- [THE TASK] Everything in the records must be restated exactly, apart from the pictures.
DATA EXTRACT START
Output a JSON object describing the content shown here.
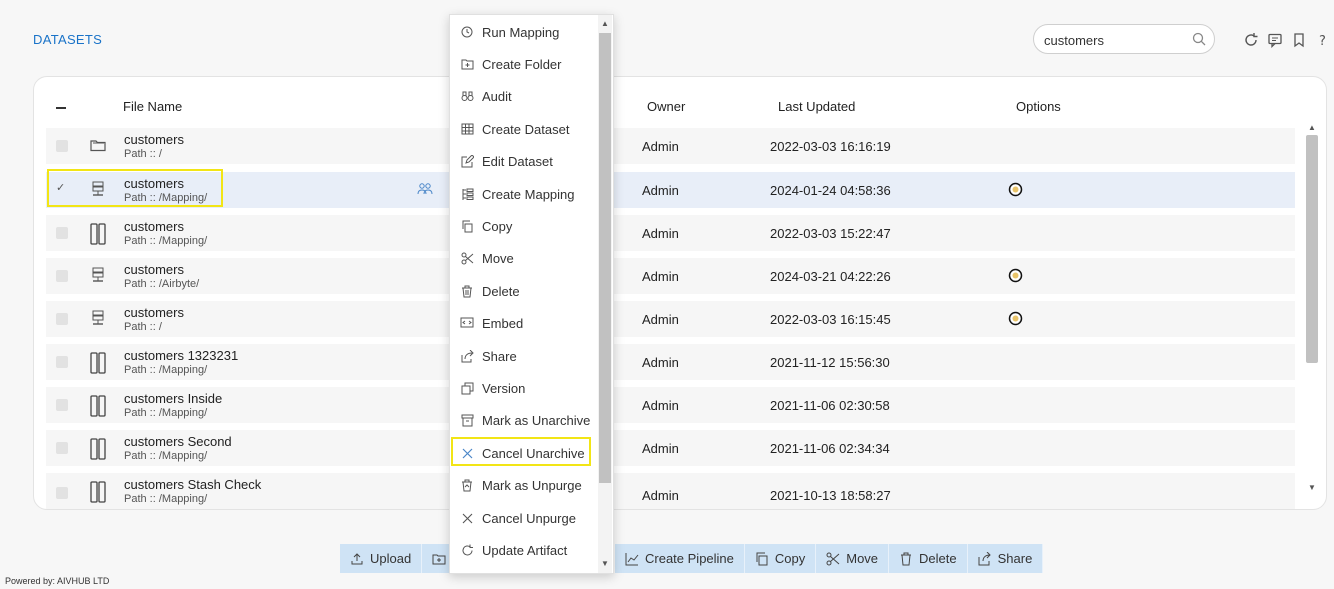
{
  "header": {
    "title": "DATASETS"
  },
  "search": {
    "value": "customers"
  },
  "table": {
    "columns": {
      "file_name": "File Name",
      "owner": "Owner",
      "last_updated": "Last Updated",
      "options": "Options"
    },
    "rows": [
      {
        "name": "customers",
        "path": "Path :: /",
        "owner": "Admin",
        "updated": "2022-03-03 16:16:19",
        "icon": "folder-icon",
        "option": ""
      },
      {
        "name": "customers",
        "path": "Path :: /Mapping/",
        "owner": "Admin",
        "updated": "2024-01-24 04:58:36",
        "icon": "server-icon",
        "option": "clock-icon"
      },
      {
        "name": "customers",
        "path": "Path :: /Mapping/",
        "owner": "Admin",
        "updated": "2022-03-03 15:22:47",
        "icon": "columns-icon",
        "option": ""
      },
      {
        "name": "customers",
        "path": "Path :: /Airbyte/",
        "owner": "Admin",
        "updated": "2024-03-21 04:22:26",
        "icon": "server-icon",
        "option": "clock-icon"
      },
      {
        "name": "customers",
        "path": "Path :: /",
        "owner": "Admin",
        "updated": "2022-03-03 16:15:45",
        "icon": "server-icon",
        "option": "clock-icon"
      },
      {
        "name": "customers 1323231",
        "path": "Path :: /Mapping/",
        "owner": "Admin",
        "updated": "2021-11-12 15:56:30",
        "icon": "columns-icon",
        "option": ""
      },
      {
        "name": "customers Inside",
        "path": "Path :: /Mapping/",
        "owner": "Admin",
        "updated": "2021-11-06 02:30:58",
        "icon": "columns-icon",
        "option": ""
      },
      {
        "name": "customers Second",
        "path": "Path :: /Mapping/",
        "owner": "Admin",
        "updated": "2021-11-06 02:34:34",
        "icon": "columns-icon",
        "option": ""
      },
      {
        "name": "customers Stash Check",
        "path": "Path :: /Mapping/",
        "owner": "Admin",
        "updated": "2021-10-13 18:58:27",
        "icon": "columns-icon",
        "option": ""
      }
    ]
  },
  "context_menu": {
    "items": [
      {
        "label": "Run Mapping",
        "icon": "history-icon"
      },
      {
        "label": "Create Folder",
        "icon": "folder-plus-icon"
      },
      {
        "label": "Audit",
        "icon": "binoculars-icon"
      },
      {
        "label": "Create Dataset",
        "icon": "table-icon"
      },
      {
        "label": "Edit Dataset",
        "icon": "edit-icon"
      },
      {
        "label": "Create Mapping",
        "icon": "mapping-icon"
      },
      {
        "label": "Copy",
        "icon": "copy-icon"
      },
      {
        "label": "Move",
        "icon": "scissors-icon"
      },
      {
        "label": "Delete",
        "icon": "trash-icon"
      },
      {
        "label": "Embed",
        "icon": "embed-icon"
      },
      {
        "label": "Share",
        "icon": "share-icon"
      },
      {
        "label": "Version",
        "icon": "version-icon"
      },
      {
        "label": "Mark as Unarchive",
        "icon": "archive-icon"
      },
      {
        "label": "Cancel Unarchive",
        "icon": "close-icon"
      },
      {
        "label": "Mark as Unpurge",
        "icon": "trash-restore-icon"
      },
      {
        "label": "Cancel Unpurge",
        "icon": "close-icon"
      },
      {
        "label": "Update Artifact",
        "icon": "refresh-icon"
      }
    ]
  },
  "toolbar": {
    "upload": "Upload",
    "create_pipeline": "Create Pipeline",
    "copy": "Copy",
    "move": "Move",
    "delete": "Delete",
    "share": "Share"
  },
  "footer": {
    "powered_by": "Powered by: AIVHUB LTD"
  },
  "colors": {
    "accent": "#1a73c8",
    "highlight": "#f2e515",
    "toolbar_bg": "#cfe3f5",
    "selected_row": "#e8eef8"
  }
}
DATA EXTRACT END
- [TASK ANSWER]
Output a JSON object describing the content shown here.
{
  "header": {
    "title": "DATASETS"
  },
  "search": {
    "value": "customers"
  },
  "table": {
    "columns": {
      "file_name": "File Name",
      "owner": "Owner",
      "last_updated": "Last Updated",
      "options": "Options"
    },
    "rows": [
      {
        "name": "customers",
        "path": "Path :: /",
        "owner": "Admin",
        "updated": "2022-03-03 16:16:19",
        "icon": "folder-icon",
        "option": ""
      },
      {
        "name": "customers",
        "path": "Path :: /Mapping/",
        "owner": "Admin",
        "updated": "2024-01-24 04:58:36",
        "icon": "server-icon",
        "option": "clock-icon"
      },
      {
        "name": "customers",
        "path": "Path :: /Mapping/",
        "owner": "Admin",
        "updated": "2022-03-03 15:22:47",
        "icon": "columns-icon",
        "option": ""
      },
      {
        "name": "customers",
        "path": "Path :: /Airbyte/",
        "owner": "Admin",
        "updated": "2024-03-21 04:22:26",
        "icon": "server-icon",
        "option": "clock-icon"
      },
      {
        "name": "customers",
        "path": "Path :: /",
        "owner": "Admin",
        "updated": "2022-03-03 16:15:45",
        "icon": "server-icon",
        "option": "clock-icon"
      },
      {
        "name": "customers 1323231",
        "path": "Path :: /Mapping/",
        "owner": "Admin",
        "updated": "2021-11-12 15:56:30",
        "icon": "columns-icon",
        "option": ""
      },
      {
        "name": "customers Inside",
        "path": "Path :: /Mapping/",
        "owner": "Admin",
        "updated": "2021-11-06 02:30:58",
        "icon": "columns-icon",
        "option": ""
      },
      {
        "name": "customers Second",
        "path": "Path :: /Mapping/",
        "owner": "Admin",
        "updated": "2021-11-06 02:34:34",
        "icon": "columns-icon",
        "option": ""
      },
      {
        "name": "customers Stash Check",
        "path": "Path :: /Mapping/",
        "owner": "Admin",
        "updated": "2021-10-13 18:58:27",
        "icon": "columns-icon",
        "option": ""
      }
    ]
  },
  "context_menu": {
    "items": [
      {
        "label": "Run Mapping",
        "icon": "history-icon"
      },
      {
        "label": "Create Folder",
        "icon": "folder-plus-icon"
      },
      {
        "label": "Audit",
        "icon": "binoculars-icon"
      },
      {
        "label": "Create Dataset",
        "icon": "table-icon"
      },
      {
        "label": "Edit Dataset",
        "icon": "edit-icon"
      },
      {
        "label": "Create Mapping",
        "icon": "mapping-icon"
      },
      {
        "label": "Copy",
        "icon": "copy-icon"
      },
      {
        "label": "Move",
        "icon": "scissors-icon"
      },
      {
        "label": "Delete",
        "icon": "trash-icon"
      },
      {
        "label": "Embed",
        "icon": "embed-icon"
      },
      {
        "label": "Share",
        "icon": "share-icon"
      },
      {
        "label": "Version",
        "icon": "version-icon"
      },
      {
        "label": "Mark as Unarchive",
        "icon": "archive-icon"
      },
      {
        "label": "Cancel Unarchive",
        "icon": "close-icon"
      },
      {
        "label": "Mark as Unpurge",
        "icon": "trash-restore-icon"
      },
      {
        "label": "Cancel Unpurge",
        "icon": "close-icon"
      },
      {
        "label": "Update Artifact",
        "icon": "refresh-icon"
      }
    ]
  },
  "toolbar": {
    "upload": "Upload",
    "create_pipeline": "Create Pipeline",
    "copy": "Copy",
    "move": "Move",
    "delete": "Delete",
    "share": "Share"
  },
  "footer": {
    "powered_by": "Powered by: AIVHUB LTD"
  },
  "colors": {
    "accent": "#1a73c8",
    "highlight": "#f2e515",
    "toolbar_bg": "#cfe3f5",
    "selected_row": "#e8eef8"
  }
}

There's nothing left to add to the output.